Our future as a free living country is now under serious threat. Why would National support Liarbour in the following instances.
Received this from ACT;
On Wednesday, three hours was a long time in politics. At 1pm, Simon Bridges told journos at Parliament that Labour had wasted its way into deficit. By 4pm, National was voting for Labour’s hare-brained scheme to spend $300 million on a taxpayer-backed venture capital fund. The biggest beneficiaries will be the politicians who get their photos taken with the grant recipients. ACT has always favoured lower company taxes for all over handouts for politically-savvy businesses.
And This gem;
Phil Wants Your Land
Being responsible for KiwiBuild would shake most people’s confidence to the core, but not Phil Twyford’s. Phil now wants to take private land for his developments by force. The Urban Development Bill allows a new state agency, Kāinga Ora, to compulsorily acquire private land for housing developments and other projects. National voted for this.
Lets read that again. “National voted to support Liabour compulsorily acquire private land.”
In any other country that is communism. I thought we had the public works act to enable property to be acquired by the councils and govt as a last resort. This has got nothing to do with that.
What Could Go Wrong?

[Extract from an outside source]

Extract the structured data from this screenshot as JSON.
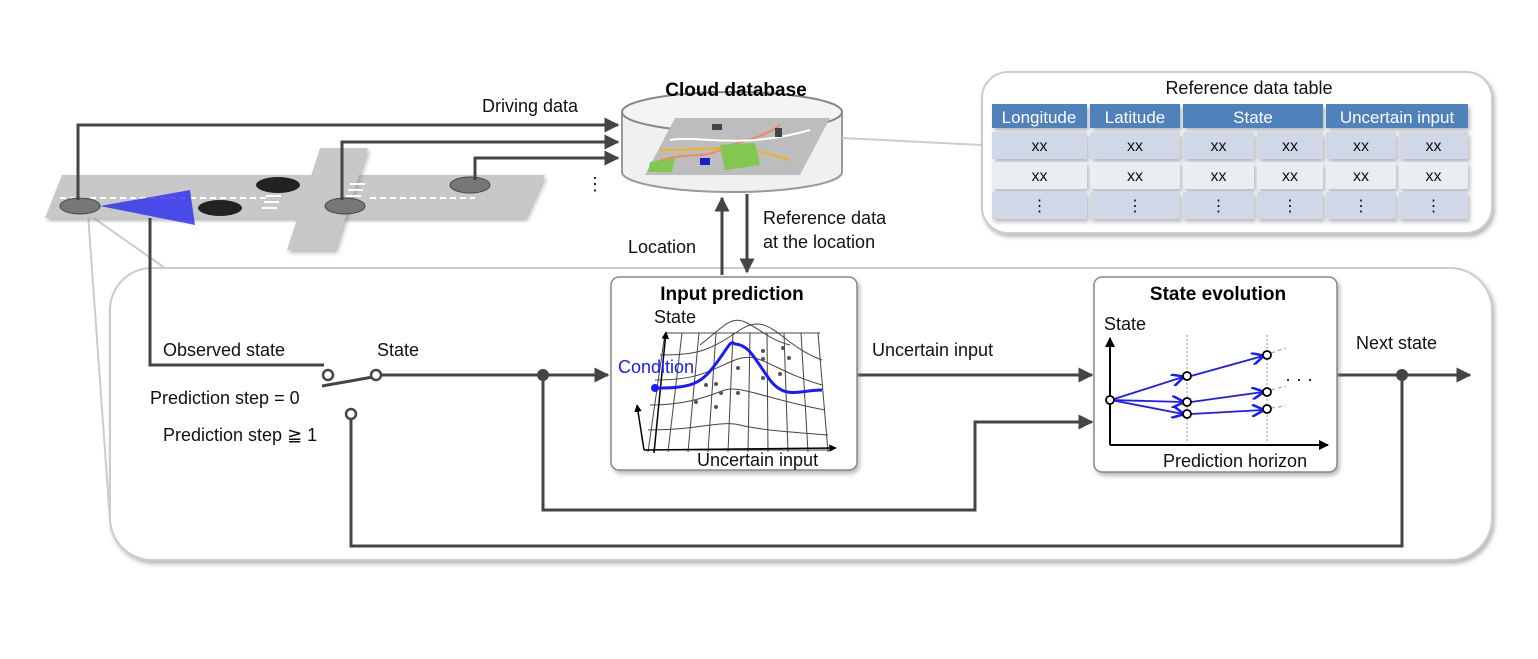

Well, Twyford’s officials have told him: ‘There is a risk that giving [Kāinga Ora] access to compulsory acquisition will increase the frequency with which these powers are used. This could potentially reduce public confidence in property rights.’ It was better when Phil was just wasting a lot of money and making a fool of himself. Now he’s undermining our system of property rights that’s taken centuries to evolve.
The Real Problem
In the 1970s, 13 new homes were consented for every 1,000 New Zealanders compared with just 7 last year. The median price of an Auckland section has increased by 903 percent since 1993. The Urban Development Bill lets Kāinga Ora override the RMA. But if the RMA retards everyone building homes, why just change it for one government agency? ACT has a far-reaching policy to tackle the RMA, infrastructure funding, and the building consent process,